I have played pool for at some years little very good pool and some rather crummy pool. I now both market, repair and make custom pool cues. With pride, I acknowledge that a lot of my clients visit our store to find my advice and help with their pool cue purchase. A pool cue is both a practical tool needed to take part in our terrific game and also can be a real work of art to be treasured and enjoyed for a lifetime. Serious pool gamers should, and many do, have their own private cue stick. Players perform much better and more confidently when they use one familiar cue. Having one’s own pool cue can significantly reduce or even eliminate specific player performance variables. A participant is less likely to bang the abuse or cue the trick, shaft or ass of their own preferred cue. Pool cues are composed of many components. The one I want to concentrate on in this guide is the tip.
Most tips are made from leather and some are artificial. The tip is most likely the most important element in the way the pool cue will do. I remain a believer in leather strategies for general playing, while I have found a faux tip may be good advantage for leap and break shots. Tips are made using a variety of methods; however, most stay punched from leather hides. Other hints are punched out and shaped on top at exactly the exact same time using a machine based concave punch. Time; have concluded that this production process lets the tip come from the punch rounded over the top. These kinds of tips represent nearly all cue tips available on the industry and are used in virtually all mass manufactured best pool cue. These tips are more difficult around the outside edge than in the center of the tip. This characteristic will lead into the mushrooming of the tip with time, or a flattening of the center of the trick pushing the edges of the tip out within the circumference of the ferrule.

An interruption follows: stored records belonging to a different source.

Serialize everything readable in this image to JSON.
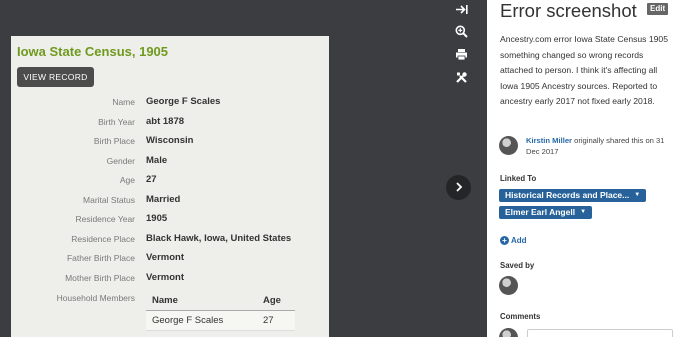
{
  "record": {
    "title": "Iowa State Census, 1905",
    "view_button": "VIEW RECORD",
    "fields": [
      {
        "label": "Name",
        "value": "George F Scales"
      },
      {
        "label": "Birth Year",
        "value": "abt 1878"
      },
      {
        "label": "Birth Place",
        "value": "Wisconsin"
      },
      {
        "label": "Gender",
        "value": "Male"
      },
      {
        "label": "Age",
        "value": "27"
      },
      {
        "label": "Marital Status",
        "value": "Married"
      },
      {
        "label": "Residence Year",
        "value": "1905"
      },
      {
        "label": "Residence Place",
        "value": "Black Hawk, Iowa, United States"
      },
      {
        "label": "Father Birth Place",
        "value": "Vermont"
      },
      {
        "label": "Mother Birth Place",
        "value": "Vermont"
      }
    ],
    "household": {
      "label": "Household Members",
      "columns": [
        "Name",
        "Age"
      ],
      "rows": [
        {
          "name": "George F Scales",
          "age": "27"
        }
      ]
    }
  },
  "toolbar": {
    "icons": [
      "collapse-right-icon",
      "zoom-in-icon",
      "print-icon",
      "tools-icon",
      "chevron-right-icon"
    ]
  },
  "panel": {
    "title": "Error screenshot",
    "edit_label": "Edit",
    "description": "Ancestry.com error Iowa State Census 1905 something changed so wrong records attached to person. I think it's affecting all Iowa 1905 Ancestry sources. Reported to ancestry early 2017 not fixed early 2018.",
    "shared_author": "Kirstin Miller",
    "shared_text": " originally shared this on 31 Dec 2017",
    "linked_to_label": "Linked To",
    "linked_items": [
      "Historical Records and Place...",
      "Elmer Earl Angell"
    ],
    "add_label": "Add",
    "saved_by_label": "Saved by",
    "comments_label": "Comments"
  },
  "colors": {
    "title_green": "#6f9a1e",
    "link_blue": "#2767a6",
    "tag_blue": "#27639a",
    "viewer_bg": "#3b3d40"
  }
}
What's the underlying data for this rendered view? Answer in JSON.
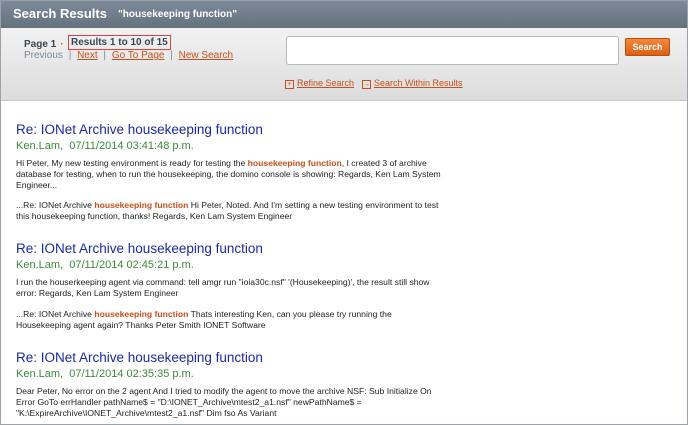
{
  "header": {
    "title": "Search Results",
    "query": "\"housekeeping function\""
  },
  "pager": {
    "page_label": "Page 1",
    "results_label": "Results 1 to 10 of 15",
    "previous": "Previous",
    "next": "Next",
    "goto_page": "Go To Page",
    "new_search": "New Search"
  },
  "search": {
    "input_value": "",
    "button_label": "Search",
    "refine_label": "Refine Search",
    "within_label": "Search Within Results"
  },
  "results": [
    {
      "title": "Re: IONet Archive housekeeping function",
      "author": "Ken.Lam",
      "date": "07/11/2014 03:41:48 p.m.",
      "snippet1": [
        {
          "t": "Hi Peter, My new testing environment is ready for testing the "
        },
        {
          "t": "housekeeping function",
          "h": true
        },
        {
          "t": ", I created 3 of archive database for testing, when to run the housekeeping, the domino console is showing: Regards, Ken Lam System Engineer..."
        }
      ],
      "snippet2": [
        {
          "t": "...Re: IONet Archive "
        },
        {
          "t": "housekeeping function",
          "h": true
        },
        {
          "t": " Hi Peter, Noted. And I'm setting a new testing environment to test this housekeeping function, thanks! Regards, Ken Lam System Engineer"
        }
      ]
    },
    {
      "title": "Re: IONet Archive housekeeping function",
      "author": "Ken.Lam",
      "date": "07/11/2014 02:45:21 p.m.",
      "snippet1": [
        {
          "t": "I run the houserkeeping agent via command: tell amgr run \"ioia30c.nsf\" '(Housekeeping)', the result still show error: Regards, Ken Lam System Engineer"
        }
      ],
      "snippet2": [
        {
          "t": "...Re: IONet Archive "
        },
        {
          "t": "housekeeping function",
          "h": true
        },
        {
          "t": " Thats interesting Ken, can you please try running the Housekeeping agent again? Thanks Peter Smith IONET Software"
        }
      ]
    },
    {
      "title": "Re: IONet Archive housekeeping function",
      "author": "Ken.Lam",
      "date": "07/11/2014 02:35:35 p.m.",
      "snippet1": [
        {
          "t": "Dear Peter, No error on the 2 agent And I tried to modify the agent to move the archive NSF: Sub Initialize On Error GoTo errHandler pathName$ = \"D:\\IONET_Archive\\mtest2_a1.nsf\" newPathName$ = \"K:\\ExpireArchive\\IONET_Archive\\mtest2_a1.nsf\" Dim fso As Variant"
        }
      ],
      "snippet2": []
    }
  ],
  "colors": {
    "title_blue": "#1b2aa5",
    "meta_green": "#3a8a3a",
    "highlight_orange": "#c8501a",
    "header_gray": "#6e7b8a"
  }
}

Leather suits the purpose since it resists slipping of the cue ball and it lacks resiliency. The cue tip strikes the planned object ball, and the leather really compresses with a propensity to conform to the curvature of the cue ball. The leather doesn’t resume its original shape before the cue ball was pushed on its course, once the tip is no longer connected with it. I consider that hardness is the most significant feature of a cue tip. There is truly no formal standard with which cue tip hardness is uniformly measured. The deeper the indentation at a cue tips after effect, the softer the tip.